Abstract: The Freedom of Information Act began as a tool for ensuring full disclosure of federal government agencies, but it has consistently failed to live up to these expectations. Despite frequent amendments, FOIA remains a law rooted in an era of paper record-keeping, where files are created and stored by government, protected from release by decades of judicial expansion of exemptions, and remain largely hidden from public scrutiny. Modern computing technology should allow much easier and broader access for citizens, but FOIA needs radical transformation to reclaim its purpose. This article calls for a structural overhaul of FOIA focusing on proactive transparency, taking advantage of modern record-keeping technology such as open government portals and automation to enable citizen access to records as early as possible. Exceptions should be narrow and applied at the moment a record is created, and incentives should shift to favor disclosure in the face of agency inaction or delay.
Democrat or Republican? Using Political Stereotypes as a Bias Discussion Exercise
Keith Herndon, Charlotte Norsworthy (Grady M.A. student), and Ryan Kor-Sims (Grady M.A., doctoral student at Utah). (2020) Democrat or Republican? Using Political Stereotypes as a Bias Discussion Exercise. Abstract: This innovative practice paper explains a classroom leadership exercise that asks students to identify anonymous people as either Democrats or Republicans based only on brief descriptions. […]
Deceptive Evasion in Politics: Addressing a Divide in Research and Reality
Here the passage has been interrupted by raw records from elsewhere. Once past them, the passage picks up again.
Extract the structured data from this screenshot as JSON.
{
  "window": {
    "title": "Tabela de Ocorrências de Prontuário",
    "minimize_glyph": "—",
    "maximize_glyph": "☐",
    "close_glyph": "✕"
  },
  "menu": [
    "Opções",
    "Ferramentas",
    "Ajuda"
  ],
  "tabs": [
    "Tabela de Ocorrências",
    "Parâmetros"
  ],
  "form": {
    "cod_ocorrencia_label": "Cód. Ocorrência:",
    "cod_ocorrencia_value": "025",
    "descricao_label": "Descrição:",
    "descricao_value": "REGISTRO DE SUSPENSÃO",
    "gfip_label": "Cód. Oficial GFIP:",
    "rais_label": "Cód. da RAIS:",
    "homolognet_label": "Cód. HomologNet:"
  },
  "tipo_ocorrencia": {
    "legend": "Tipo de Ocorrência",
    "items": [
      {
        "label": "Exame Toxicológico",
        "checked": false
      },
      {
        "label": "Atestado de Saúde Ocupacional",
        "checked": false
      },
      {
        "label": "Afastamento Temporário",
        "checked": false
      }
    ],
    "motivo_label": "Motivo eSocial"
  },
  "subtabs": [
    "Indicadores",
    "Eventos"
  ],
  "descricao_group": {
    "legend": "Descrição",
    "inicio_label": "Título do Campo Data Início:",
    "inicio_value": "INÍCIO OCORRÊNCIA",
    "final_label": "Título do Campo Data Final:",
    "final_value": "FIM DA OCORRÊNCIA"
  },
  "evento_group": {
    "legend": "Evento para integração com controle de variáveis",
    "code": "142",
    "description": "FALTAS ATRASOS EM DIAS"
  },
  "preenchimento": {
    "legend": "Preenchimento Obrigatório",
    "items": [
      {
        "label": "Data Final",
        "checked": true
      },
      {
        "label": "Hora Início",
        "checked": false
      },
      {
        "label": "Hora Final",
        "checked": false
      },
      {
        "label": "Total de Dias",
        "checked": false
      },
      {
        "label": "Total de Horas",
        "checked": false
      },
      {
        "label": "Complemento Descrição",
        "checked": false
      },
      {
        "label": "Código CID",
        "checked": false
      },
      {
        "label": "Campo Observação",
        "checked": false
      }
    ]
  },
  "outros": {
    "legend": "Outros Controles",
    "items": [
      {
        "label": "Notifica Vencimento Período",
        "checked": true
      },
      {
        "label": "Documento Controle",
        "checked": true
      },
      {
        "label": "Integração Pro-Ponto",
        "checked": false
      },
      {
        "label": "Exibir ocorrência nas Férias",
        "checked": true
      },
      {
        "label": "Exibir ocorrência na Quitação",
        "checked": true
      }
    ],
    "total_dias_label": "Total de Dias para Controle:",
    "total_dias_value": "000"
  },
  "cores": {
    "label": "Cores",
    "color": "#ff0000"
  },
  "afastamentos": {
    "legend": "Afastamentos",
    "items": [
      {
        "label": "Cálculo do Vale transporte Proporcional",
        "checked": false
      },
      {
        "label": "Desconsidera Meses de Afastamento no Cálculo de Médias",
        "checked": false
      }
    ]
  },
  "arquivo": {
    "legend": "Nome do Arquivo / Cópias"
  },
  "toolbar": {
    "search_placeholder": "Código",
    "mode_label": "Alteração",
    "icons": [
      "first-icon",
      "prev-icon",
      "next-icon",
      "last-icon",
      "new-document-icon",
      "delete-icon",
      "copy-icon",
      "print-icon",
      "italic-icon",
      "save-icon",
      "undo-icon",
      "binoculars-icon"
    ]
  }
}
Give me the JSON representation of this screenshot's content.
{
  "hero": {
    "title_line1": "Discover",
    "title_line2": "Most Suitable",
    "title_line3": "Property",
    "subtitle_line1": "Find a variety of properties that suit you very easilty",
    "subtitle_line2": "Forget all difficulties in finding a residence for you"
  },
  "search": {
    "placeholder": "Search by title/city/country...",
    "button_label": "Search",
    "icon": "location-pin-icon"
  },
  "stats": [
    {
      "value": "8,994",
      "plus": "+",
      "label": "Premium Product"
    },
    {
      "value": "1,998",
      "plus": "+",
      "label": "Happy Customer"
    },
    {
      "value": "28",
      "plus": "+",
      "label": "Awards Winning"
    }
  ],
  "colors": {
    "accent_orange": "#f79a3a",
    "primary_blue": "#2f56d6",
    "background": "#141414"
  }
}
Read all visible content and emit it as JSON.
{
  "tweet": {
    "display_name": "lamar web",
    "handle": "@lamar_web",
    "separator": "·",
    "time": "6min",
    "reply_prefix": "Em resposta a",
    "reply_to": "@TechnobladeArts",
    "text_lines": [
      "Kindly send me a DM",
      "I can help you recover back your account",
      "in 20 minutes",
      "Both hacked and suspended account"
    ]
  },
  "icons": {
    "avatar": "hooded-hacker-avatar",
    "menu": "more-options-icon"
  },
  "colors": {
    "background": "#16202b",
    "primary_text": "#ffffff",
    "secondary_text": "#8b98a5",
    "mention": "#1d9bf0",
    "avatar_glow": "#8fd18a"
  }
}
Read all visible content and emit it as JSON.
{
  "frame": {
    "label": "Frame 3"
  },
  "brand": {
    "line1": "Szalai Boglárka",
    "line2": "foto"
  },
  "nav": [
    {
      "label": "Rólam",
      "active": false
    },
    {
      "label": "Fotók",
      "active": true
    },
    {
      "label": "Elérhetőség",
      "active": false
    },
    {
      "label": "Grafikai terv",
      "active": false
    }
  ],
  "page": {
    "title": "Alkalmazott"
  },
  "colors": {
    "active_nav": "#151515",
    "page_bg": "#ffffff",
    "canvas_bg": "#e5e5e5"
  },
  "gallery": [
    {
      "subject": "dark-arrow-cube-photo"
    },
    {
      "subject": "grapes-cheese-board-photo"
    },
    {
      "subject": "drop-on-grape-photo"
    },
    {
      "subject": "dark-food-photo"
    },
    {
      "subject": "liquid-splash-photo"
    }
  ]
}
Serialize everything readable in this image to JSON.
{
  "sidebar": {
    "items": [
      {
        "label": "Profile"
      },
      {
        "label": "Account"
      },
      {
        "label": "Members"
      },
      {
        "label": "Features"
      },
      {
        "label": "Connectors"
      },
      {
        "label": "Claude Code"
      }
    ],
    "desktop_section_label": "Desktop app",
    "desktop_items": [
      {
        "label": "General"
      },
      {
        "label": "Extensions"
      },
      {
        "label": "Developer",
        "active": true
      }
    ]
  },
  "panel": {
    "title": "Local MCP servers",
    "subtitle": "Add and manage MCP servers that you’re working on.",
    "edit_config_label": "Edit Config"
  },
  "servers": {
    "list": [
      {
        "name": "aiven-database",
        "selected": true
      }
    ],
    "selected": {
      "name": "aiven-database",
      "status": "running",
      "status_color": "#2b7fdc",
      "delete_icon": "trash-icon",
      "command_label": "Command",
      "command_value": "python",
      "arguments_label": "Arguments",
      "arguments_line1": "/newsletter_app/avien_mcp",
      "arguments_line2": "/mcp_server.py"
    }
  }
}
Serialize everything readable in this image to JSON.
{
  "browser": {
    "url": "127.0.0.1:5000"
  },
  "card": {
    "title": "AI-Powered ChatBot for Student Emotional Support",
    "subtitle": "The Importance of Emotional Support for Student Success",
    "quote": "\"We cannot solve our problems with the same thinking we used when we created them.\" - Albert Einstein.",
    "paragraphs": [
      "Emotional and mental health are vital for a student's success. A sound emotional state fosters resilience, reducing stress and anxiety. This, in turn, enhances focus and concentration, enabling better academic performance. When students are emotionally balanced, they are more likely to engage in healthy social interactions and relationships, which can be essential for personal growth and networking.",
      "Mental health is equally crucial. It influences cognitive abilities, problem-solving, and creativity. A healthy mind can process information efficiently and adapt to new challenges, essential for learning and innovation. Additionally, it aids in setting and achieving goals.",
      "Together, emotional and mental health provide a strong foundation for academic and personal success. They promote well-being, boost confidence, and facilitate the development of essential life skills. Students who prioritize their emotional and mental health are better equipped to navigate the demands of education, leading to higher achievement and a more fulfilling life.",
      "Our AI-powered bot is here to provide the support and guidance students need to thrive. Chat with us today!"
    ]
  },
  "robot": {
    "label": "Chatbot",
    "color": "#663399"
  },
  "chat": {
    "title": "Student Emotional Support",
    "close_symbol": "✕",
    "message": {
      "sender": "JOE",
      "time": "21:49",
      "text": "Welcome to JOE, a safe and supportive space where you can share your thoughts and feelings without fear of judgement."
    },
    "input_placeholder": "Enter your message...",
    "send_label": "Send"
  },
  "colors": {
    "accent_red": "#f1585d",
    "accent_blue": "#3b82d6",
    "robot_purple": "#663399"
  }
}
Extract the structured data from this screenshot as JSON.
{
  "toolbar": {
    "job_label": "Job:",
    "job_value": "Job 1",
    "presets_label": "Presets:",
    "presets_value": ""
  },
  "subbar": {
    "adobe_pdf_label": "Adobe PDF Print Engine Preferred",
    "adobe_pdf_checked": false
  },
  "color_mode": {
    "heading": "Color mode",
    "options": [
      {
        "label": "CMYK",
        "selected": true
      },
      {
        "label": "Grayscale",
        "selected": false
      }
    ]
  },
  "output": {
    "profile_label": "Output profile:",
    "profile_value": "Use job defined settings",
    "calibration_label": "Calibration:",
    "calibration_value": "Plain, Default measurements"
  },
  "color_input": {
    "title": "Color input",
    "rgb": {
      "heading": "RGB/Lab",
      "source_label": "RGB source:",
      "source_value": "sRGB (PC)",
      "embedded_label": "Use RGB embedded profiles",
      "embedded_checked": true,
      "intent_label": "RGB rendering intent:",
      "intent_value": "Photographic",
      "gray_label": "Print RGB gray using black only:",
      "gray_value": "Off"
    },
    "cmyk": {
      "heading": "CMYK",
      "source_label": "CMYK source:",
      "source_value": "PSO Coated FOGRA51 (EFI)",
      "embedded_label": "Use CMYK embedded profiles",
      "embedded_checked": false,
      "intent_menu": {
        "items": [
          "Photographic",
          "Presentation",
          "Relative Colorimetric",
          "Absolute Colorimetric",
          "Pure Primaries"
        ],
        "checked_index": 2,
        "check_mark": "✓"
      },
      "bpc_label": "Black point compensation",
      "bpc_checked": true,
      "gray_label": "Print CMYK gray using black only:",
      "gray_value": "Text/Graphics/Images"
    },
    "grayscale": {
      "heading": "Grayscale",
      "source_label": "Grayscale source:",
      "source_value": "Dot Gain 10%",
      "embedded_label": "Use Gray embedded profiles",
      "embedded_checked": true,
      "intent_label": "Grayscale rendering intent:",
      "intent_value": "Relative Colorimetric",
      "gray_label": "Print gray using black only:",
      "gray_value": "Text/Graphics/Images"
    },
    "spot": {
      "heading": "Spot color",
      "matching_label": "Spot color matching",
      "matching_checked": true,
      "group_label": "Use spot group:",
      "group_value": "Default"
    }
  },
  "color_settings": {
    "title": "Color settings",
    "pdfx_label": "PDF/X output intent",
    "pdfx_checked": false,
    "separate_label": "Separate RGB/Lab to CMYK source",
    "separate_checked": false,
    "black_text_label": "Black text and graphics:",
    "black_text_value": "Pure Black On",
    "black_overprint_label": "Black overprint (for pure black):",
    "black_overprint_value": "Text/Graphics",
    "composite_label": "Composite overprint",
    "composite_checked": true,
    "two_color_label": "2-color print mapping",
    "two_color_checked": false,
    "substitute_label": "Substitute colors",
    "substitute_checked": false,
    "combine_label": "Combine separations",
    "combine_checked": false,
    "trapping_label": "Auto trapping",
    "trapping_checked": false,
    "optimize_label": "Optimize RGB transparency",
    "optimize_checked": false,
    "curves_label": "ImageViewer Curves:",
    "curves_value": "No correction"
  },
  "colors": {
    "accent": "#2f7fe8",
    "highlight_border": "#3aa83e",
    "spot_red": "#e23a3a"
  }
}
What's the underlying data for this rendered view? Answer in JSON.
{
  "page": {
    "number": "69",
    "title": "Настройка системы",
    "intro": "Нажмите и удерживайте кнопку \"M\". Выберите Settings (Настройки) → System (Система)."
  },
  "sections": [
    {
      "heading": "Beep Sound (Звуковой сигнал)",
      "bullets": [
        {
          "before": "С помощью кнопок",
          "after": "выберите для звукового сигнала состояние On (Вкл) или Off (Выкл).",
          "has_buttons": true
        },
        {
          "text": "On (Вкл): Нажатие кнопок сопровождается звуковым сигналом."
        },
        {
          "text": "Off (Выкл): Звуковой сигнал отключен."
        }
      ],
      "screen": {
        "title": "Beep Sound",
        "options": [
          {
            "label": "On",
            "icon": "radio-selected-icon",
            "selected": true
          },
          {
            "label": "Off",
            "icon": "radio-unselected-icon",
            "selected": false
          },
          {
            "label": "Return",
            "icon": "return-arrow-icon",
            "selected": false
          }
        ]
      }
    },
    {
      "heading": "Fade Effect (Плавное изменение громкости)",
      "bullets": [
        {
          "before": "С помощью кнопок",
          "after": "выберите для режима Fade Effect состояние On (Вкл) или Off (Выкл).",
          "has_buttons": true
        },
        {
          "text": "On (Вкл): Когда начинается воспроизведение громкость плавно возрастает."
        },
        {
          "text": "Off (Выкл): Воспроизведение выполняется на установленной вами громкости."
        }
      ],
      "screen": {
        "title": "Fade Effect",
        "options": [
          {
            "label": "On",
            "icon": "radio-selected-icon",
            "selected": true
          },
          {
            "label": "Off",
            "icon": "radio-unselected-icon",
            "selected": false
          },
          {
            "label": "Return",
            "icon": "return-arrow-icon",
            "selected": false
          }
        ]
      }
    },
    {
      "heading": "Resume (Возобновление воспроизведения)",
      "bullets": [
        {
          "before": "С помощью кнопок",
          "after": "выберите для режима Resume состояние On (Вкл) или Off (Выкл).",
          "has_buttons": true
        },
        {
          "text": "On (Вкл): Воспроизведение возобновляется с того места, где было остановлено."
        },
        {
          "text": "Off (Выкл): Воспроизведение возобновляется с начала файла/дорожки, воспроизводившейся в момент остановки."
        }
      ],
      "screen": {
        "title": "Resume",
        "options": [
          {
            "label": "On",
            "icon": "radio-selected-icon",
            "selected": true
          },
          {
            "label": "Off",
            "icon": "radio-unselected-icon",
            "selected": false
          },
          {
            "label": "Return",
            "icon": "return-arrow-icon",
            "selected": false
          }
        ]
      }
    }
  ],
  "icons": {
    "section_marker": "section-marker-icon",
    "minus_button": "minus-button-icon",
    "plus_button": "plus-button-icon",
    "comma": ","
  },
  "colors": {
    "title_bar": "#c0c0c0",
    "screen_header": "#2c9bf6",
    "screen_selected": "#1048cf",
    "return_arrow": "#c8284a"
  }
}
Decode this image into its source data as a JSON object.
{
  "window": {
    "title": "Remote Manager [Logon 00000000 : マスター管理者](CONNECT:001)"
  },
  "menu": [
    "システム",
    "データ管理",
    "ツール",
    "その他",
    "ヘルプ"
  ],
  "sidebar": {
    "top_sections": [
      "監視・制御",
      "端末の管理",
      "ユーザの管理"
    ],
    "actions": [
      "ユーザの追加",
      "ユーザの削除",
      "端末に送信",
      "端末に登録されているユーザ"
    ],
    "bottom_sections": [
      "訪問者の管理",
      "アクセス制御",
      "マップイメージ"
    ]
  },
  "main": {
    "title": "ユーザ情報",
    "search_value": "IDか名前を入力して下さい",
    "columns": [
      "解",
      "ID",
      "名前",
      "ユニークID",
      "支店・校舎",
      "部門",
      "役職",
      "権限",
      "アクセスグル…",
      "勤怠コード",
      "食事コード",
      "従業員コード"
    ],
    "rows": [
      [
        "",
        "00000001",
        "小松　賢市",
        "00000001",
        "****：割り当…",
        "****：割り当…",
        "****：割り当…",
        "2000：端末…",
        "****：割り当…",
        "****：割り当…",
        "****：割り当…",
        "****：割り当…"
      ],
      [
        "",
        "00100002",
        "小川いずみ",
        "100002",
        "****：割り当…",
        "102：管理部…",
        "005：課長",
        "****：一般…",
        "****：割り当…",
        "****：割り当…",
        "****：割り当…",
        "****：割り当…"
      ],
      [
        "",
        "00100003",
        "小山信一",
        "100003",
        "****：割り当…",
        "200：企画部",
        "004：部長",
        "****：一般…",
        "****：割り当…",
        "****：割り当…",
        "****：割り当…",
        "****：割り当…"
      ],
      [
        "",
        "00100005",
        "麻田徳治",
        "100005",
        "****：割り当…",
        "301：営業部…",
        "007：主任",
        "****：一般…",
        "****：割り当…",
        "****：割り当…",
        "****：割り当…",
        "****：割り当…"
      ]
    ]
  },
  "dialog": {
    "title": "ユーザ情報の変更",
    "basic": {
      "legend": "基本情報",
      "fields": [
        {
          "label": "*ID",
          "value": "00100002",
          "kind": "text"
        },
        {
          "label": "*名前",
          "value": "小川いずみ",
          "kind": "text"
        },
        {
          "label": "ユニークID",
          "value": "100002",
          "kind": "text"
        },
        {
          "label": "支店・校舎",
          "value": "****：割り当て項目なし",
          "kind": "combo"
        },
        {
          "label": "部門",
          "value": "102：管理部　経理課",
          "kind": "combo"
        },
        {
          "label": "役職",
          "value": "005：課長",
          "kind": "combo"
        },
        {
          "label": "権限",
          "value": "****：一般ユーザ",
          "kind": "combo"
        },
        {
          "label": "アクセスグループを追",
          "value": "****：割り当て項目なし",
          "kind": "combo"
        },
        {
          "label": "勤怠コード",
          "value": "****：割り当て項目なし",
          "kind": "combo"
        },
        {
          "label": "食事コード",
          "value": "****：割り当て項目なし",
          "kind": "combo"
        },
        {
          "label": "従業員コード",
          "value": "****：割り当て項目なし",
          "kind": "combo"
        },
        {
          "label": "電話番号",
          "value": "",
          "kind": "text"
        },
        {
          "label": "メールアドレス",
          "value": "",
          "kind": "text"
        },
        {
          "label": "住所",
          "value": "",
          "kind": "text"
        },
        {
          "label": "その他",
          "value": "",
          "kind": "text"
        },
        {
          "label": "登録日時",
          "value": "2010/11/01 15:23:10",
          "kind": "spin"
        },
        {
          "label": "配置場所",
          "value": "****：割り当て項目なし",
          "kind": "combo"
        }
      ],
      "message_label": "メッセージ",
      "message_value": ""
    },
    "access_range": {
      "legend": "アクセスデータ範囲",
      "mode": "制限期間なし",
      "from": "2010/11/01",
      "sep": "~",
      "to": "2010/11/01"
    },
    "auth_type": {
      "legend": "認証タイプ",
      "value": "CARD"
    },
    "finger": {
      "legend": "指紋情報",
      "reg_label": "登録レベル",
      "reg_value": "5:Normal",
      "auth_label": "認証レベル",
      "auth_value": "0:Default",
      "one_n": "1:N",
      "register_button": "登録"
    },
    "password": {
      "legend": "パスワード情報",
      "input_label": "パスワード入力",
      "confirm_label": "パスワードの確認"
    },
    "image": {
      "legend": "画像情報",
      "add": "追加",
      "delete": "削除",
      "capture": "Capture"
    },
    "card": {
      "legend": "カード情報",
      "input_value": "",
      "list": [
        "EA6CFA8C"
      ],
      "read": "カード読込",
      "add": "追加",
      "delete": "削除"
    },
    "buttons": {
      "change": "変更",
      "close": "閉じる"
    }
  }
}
David Clementson was awarded a $9,800 grant from UGA Office of Research’s “Faculty Seed Grants in the Sciences” for my proposal entitled “Deceptive Evasion in Politics: Addressing a Divide in Research and Reality.”